Immediately, I found tell tale signs that the article was written in blog form. Aside from the fact that it was located in the blog section of the webpage, the author’s name was Random Rodricks. Just then a little light bulb lit up in my mind. I was headed in the right direction.
The article was linked to his other blog works for the Baltimore Sun at the top of the page just below his picture. What caught my attention was the headline “States with slots hurtin’.” It’s a pretty “snappy” headline, I think, according to the text. His lead summarized the proposal of slots in Maryland in a single sentence. Although the article didn’t have any pertinent quotes, it contained a lot of factual information. He has two paragraphs of his opinion of the situation. At the bottom of the page, it shows that the article was posted by Dan Rodricks. Below that were comments from his readers.
You can check it out for yourself if you need to. Here is the link to his blog.
Wednesday, October 1, 2008
The general idea of an article written in inverted form is that it’s presented backwards. First, the most important information is presented. Second, interesting and colorful details are added. The article ends with remaining facts that the reader might want to keep in mind.

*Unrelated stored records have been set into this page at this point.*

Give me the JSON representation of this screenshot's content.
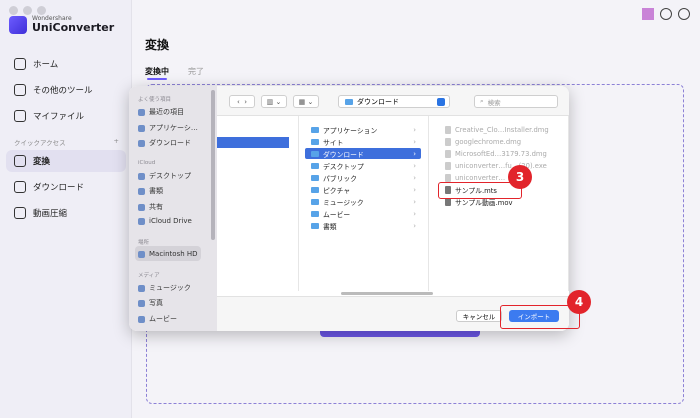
{
  "app": {
    "brand_small": "Wondershare",
    "brand_name": "UniConverter",
    "nav": [
      {
        "label": "ホーム",
        "icon": "home-icon"
      },
      {
        "label": "その他のツール",
        "icon": "toolbox-icon"
      },
      {
        "label": "マイファイル",
        "icon": "file-icon"
      },
      {
        "label": "変換",
        "icon": "convert-icon"
      },
      {
        "label": "ダウンロード",
        "icon": "download-icon"
      },
      {
        "label": "動画圧縮",
        "icon": "compress-icon"
      }
    ],
    "quick_access": "クイックアクセス",
    "quick_add": "+"
  },
  "main": {
    "title": "変換",
    "tabs": [
      {
        "label": "変換中"
      },
      {
        "label": "完了"
      }
    ]
  },
  "dialog": {
    "sidebar": {
      "favorites_title": "よく使う項目",
      "favorites": [
        "最近の項目",
        "アプリケーシ…",
        "ダウンロード"
      ],
      "icloud_title": "iCloud",
      "icloud": [
        "デスクトップ",
        "書類",
        "共有",
        "iCloud Drive"
      ],
      "places_title": "場所",
      "places": [
        "Macintosh HD"
      ],
      "media_title": "メディア",
      "media": [
        "ミュージック",
        "写真",
        "ムービー"
      ]
    },
    "location": "ダウンロード",
    "search_placeholder": "検索",
    "folders": [
      "アプリケーション",
      "サイト",
      "ダウンロード",
      "デスクトップ",
      "パブリック",
      "ピクチャ",
      "ミュージック",
      "ムービー",
      "書類"
    ],
    "selected_folder": "ダウンロード",
    "files": [
      {
        "name": "Creative_Clo…Installer.dmg",
        "disabled": true
      },
      {
        "name": "googlechrome.dmg",
        "disabled": true
      },
      {
        "name": "MicrosoftEd…3179.73.dmg",
        "disabled": true
      },
      {
        "name": "uniconverter…fu…(20).exe",
        "disabled": true
      },
      {
        "name": "uniconverter…",
        "disabled": true
      },
      {
        "name": "サンプル.mts",
        "disabled": false
      },
      {
        "name": "サンプル動画.mov",
        "disabled": false
      }
    ],
    "cancel_label": "キャンセル",
    "import_label": "インポート"
  },
  "annotations": {
    "step3": "3",
    "step4": "4",
    "color": "#e2242b"
  }
}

I checked out an article on The Baltimore Sun website that is written in this form. The article is entitled GBC backs underground city Red Line plan by Michael Dresser. He starts with the most important information first. He says, “A leading business group is pushing a plan to build a light rail line between Woodlawn and East Baltimore that would include substantial tunneling to go underneath downtown and neighborhoods opposed to surface tracks.” He then added interesting details about the rejection of extra bus lines being added in that direction. He says, “It supported a 14-mile light rail plan that would run in tunnels under central Baltimore, Fells Point and Cooks Lane in West Baltimore. The proposed line would cost an estimated $1.6 billion.” He goes on to add an interview with Donald C. Fry, president of the GBC. He ended with the remaining facts by stating, “Some local transit advocates have been urging the MTA to pursue "heavy rail" similar to the existing Metro subway.”